RECORDS TO USE>
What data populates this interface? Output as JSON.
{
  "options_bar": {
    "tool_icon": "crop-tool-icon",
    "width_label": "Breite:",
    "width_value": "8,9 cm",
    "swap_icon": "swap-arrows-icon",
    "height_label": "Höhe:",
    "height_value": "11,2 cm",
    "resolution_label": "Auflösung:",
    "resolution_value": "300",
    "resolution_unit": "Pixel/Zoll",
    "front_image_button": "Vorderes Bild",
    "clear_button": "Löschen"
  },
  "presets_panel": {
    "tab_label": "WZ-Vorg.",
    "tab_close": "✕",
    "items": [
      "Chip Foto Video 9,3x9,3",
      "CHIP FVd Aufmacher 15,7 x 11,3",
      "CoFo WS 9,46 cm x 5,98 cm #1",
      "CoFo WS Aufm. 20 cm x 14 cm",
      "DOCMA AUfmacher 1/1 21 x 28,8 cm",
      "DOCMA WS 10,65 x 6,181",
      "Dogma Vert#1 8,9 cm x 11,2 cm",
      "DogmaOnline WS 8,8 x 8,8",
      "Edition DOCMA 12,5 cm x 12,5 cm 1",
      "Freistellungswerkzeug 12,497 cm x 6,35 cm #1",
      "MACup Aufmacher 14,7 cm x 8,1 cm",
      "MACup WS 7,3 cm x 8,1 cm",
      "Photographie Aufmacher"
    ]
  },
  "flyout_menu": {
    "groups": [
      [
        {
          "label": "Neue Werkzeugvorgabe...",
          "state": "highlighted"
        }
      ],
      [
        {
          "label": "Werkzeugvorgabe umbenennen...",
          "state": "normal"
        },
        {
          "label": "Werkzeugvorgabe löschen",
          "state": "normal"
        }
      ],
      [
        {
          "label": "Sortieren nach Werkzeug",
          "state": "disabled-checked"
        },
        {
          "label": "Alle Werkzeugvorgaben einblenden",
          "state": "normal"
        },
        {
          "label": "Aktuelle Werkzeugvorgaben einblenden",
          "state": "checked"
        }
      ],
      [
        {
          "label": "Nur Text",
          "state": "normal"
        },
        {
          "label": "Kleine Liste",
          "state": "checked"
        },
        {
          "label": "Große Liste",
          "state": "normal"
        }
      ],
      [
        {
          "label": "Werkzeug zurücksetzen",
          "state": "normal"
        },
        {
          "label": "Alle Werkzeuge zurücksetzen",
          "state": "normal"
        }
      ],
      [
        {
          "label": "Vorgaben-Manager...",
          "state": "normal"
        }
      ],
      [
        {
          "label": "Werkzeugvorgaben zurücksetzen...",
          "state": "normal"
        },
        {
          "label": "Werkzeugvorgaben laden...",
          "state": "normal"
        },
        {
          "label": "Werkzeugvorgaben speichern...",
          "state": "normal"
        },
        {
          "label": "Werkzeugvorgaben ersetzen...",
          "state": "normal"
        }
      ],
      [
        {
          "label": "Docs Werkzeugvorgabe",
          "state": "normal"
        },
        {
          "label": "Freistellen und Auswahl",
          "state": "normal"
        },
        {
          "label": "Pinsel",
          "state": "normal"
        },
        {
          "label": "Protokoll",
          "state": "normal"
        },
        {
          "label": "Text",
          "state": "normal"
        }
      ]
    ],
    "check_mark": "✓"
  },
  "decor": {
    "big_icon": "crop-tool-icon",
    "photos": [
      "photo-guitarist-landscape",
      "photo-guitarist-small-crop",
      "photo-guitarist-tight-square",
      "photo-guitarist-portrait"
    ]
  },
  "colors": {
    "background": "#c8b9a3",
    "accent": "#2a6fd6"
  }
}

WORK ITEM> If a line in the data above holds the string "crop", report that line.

WRITTEN RESPONSE>
    "tool_icon": "crop-tool-icon",
    "big_icon": "crop-tool-icon",
      "photo-guitarist-small-crop",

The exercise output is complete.